Many of us are failing to observe any rhythm to life. There is a constant rush to fill each minute with either work or entertainment. Even each minute is intended to be filled with not just something, but multiple activities. The scurry is painfully evident in the frequent conversations I have with people who raise a resounding communal chorus of “I need to learn to say, No!” I meet moms and dads dressing children with clothes pulled direct from the dryer or out of a pile of washed but never folded laundry, eating from fast food bags and struggling with how to be in more than one place at once. The common tasks of life like cooking, cleaning, and maintaining our possessions can rapidly either be neglected or seen as drudgery. At the very least these tasks can seem overwhelming.
God designed creation with natural rhythms. Birds and animals observe the rhythm of a day. They have predictable patterns of sleeping, resting, hunting, and eating. They also observe seasonal patterns as do plants. There are times for nesting, explosive growth, gathering, mating, pollinating, producing fruit, hibernating, and lying dormant. Defiance of these patterns often results in death.

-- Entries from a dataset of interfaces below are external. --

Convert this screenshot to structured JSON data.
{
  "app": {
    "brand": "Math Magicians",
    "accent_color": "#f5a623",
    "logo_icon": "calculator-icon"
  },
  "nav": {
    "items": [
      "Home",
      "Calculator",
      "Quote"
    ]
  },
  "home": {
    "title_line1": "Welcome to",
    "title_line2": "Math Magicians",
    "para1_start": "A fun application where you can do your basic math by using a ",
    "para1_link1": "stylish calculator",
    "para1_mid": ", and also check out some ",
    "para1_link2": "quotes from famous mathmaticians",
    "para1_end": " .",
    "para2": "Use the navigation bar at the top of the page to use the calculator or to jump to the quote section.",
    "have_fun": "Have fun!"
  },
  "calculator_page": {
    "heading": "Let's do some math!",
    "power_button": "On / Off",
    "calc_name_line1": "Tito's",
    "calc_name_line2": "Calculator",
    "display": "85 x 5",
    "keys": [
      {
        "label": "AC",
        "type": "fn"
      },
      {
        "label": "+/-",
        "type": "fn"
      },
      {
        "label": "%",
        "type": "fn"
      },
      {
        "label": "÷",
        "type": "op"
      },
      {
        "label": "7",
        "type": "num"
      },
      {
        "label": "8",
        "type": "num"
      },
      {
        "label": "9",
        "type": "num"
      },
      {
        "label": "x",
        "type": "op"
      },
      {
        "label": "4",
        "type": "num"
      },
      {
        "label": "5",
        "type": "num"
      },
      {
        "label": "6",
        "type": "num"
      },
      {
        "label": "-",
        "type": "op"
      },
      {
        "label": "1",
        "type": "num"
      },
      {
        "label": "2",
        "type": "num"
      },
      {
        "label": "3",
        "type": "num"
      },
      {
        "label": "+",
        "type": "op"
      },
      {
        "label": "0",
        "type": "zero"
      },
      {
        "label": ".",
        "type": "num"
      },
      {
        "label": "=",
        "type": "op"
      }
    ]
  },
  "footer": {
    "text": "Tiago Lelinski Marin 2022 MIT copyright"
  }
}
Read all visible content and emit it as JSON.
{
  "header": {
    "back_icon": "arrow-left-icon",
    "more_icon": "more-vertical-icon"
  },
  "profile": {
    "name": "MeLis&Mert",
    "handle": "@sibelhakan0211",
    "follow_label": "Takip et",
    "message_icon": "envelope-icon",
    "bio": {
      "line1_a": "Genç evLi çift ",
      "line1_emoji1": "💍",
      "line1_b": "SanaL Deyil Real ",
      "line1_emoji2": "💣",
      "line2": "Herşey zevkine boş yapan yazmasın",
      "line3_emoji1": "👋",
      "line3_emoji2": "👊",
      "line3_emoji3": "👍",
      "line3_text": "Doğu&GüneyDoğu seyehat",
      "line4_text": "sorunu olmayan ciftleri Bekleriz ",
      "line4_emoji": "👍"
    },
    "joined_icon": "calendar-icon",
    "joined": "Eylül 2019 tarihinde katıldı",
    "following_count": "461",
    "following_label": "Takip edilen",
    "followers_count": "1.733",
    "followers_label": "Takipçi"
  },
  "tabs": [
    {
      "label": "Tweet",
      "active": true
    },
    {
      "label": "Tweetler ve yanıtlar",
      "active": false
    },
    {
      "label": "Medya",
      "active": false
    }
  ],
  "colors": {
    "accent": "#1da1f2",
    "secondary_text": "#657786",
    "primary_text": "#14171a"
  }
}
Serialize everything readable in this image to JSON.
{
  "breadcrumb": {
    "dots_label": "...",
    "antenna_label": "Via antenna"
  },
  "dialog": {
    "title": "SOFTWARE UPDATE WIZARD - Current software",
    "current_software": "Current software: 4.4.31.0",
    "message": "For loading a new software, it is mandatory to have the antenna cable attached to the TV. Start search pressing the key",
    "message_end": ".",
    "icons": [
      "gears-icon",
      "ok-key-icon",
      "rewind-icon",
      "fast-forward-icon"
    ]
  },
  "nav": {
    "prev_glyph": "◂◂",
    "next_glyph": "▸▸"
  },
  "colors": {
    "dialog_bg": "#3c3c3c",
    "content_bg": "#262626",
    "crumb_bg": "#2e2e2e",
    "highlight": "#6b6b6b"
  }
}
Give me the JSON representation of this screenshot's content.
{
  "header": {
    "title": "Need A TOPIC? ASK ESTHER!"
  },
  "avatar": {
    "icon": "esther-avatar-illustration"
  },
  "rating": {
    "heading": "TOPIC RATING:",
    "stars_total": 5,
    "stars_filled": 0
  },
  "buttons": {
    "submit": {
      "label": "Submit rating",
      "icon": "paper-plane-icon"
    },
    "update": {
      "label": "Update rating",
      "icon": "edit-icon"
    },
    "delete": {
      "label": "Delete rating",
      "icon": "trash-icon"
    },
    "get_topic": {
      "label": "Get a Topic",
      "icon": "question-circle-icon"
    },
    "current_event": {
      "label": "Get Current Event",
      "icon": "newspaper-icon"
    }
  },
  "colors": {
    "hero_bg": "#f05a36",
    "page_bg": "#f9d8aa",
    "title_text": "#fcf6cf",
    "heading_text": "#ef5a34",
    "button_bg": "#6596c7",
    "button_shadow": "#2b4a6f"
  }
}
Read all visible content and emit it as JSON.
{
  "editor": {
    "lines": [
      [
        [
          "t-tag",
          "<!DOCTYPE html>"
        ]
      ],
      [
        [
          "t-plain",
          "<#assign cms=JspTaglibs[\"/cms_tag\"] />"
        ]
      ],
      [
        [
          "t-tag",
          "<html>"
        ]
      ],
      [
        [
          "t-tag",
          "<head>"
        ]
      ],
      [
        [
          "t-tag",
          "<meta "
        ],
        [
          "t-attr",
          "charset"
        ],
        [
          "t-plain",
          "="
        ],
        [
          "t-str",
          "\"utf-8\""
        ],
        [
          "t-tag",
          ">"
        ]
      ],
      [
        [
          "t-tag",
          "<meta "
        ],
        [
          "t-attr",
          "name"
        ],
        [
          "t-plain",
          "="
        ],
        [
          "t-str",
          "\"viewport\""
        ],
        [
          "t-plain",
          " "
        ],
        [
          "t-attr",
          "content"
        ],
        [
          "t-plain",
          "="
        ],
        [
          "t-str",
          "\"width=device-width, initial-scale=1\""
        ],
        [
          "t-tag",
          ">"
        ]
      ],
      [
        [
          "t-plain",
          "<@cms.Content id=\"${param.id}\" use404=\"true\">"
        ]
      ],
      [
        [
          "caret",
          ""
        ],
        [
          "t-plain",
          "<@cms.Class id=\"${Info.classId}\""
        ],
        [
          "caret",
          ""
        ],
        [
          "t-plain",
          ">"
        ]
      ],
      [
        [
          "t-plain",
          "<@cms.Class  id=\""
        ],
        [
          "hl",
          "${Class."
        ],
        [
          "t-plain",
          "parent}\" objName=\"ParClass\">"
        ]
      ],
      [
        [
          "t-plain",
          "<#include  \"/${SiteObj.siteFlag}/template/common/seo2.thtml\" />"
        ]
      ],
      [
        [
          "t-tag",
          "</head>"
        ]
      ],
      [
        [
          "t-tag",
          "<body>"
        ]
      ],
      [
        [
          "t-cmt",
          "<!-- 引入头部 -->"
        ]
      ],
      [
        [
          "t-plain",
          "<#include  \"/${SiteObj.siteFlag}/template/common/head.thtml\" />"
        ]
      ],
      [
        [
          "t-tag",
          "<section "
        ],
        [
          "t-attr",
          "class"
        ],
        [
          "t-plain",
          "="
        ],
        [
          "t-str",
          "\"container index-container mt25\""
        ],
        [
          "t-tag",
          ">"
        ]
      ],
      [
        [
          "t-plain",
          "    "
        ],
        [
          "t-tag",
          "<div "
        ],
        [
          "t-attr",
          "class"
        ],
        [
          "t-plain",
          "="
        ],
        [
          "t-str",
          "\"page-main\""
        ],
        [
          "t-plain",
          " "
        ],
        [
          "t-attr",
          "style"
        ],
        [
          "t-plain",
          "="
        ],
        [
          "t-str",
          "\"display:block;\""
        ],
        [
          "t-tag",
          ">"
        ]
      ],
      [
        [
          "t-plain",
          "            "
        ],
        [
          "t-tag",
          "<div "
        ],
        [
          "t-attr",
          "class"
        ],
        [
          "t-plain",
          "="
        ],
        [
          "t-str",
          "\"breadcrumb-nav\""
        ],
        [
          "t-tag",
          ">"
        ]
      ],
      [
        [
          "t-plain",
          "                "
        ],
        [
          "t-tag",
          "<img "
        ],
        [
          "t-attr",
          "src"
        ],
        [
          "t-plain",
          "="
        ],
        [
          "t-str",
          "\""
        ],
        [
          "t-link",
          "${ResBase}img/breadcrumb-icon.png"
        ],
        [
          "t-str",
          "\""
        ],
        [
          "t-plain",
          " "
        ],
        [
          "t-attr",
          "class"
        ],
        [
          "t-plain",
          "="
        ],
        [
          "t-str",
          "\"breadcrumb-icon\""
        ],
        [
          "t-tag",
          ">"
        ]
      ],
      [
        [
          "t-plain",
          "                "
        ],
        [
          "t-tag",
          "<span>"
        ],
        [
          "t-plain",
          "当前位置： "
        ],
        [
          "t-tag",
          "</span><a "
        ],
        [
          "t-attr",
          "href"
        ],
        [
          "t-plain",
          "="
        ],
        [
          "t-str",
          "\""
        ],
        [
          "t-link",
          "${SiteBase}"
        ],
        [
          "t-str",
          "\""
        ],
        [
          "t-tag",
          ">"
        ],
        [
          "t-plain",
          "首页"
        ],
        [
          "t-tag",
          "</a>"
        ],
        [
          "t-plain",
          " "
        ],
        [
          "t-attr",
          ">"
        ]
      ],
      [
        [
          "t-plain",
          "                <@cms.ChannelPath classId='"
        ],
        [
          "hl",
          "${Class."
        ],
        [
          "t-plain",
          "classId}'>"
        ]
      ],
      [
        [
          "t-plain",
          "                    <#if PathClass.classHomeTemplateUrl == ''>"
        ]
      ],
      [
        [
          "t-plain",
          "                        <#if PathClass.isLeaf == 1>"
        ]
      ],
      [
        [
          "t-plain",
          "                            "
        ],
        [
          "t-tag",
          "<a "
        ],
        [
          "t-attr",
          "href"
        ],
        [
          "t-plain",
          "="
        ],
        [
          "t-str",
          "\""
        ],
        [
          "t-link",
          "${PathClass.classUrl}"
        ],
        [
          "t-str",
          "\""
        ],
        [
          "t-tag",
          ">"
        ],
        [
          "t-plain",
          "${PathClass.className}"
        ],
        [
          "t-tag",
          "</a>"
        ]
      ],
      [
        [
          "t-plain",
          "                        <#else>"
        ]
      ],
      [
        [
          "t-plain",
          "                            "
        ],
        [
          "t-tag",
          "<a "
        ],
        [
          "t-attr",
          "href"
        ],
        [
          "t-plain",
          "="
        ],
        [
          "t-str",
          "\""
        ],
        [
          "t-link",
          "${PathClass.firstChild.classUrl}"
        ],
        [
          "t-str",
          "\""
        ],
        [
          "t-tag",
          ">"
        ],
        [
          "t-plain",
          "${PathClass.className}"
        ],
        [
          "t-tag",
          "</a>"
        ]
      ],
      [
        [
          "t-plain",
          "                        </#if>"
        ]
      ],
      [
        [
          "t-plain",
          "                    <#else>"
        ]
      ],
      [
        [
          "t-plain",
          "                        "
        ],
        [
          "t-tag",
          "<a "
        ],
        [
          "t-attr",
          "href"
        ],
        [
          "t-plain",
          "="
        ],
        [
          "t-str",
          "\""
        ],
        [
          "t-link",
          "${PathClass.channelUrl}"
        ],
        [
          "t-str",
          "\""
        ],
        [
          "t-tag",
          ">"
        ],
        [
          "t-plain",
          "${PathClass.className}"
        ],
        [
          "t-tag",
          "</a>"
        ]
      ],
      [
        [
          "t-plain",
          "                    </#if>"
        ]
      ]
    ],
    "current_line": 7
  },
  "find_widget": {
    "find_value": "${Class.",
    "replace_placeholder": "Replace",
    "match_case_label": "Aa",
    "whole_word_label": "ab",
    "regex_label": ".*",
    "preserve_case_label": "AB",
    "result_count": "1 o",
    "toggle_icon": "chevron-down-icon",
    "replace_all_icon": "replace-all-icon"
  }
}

Go, Go, Go, Go and Go some more is not a natural rhythm, but it is a rhythm we have conditioned and enabled ourselves to observe sometimes with devastating consequencies: burn out, illness, depression, addiction, disease, failed marriages, disenfranchised children, lack of meaning and enjoyment, fatigue and/or death just to mention a few. Somewhere along the way we have lost a sense of healthy natural rhythm. Perhaps, a growing gap in our connection with the land has precipitated this loss. Or perhaps, somewhere in our arrogance we have begun to see creation as something we are separate from. In our minds, there is humankind and creation. Rather than human kind as part of creation. We have forgotten that we were created. We are one element of nature. What makes us think that we are so separate from the inescapable realities of day and night, seasons, aging and death that we can ignore or resist these pieces of rhythm without consequence?
So how do we begin to live within the rhythm of life rather than constantly oppose it? That’s a question that I want to unpack over a series of blogs. One is not enough. Beginning to recognize the problem though is half of the battle. Think about your own life. What rhythm(s) do you observe? How do you flow between resting and working, being and doing, community and solitude? Give this some thought. How does the flow of your day fit or conflict with the natural flow of a day? Do the words “natural flow of a day” necessarily mean anything to you?
Blessings to you as you ponder these questions, from The Practical Disciple.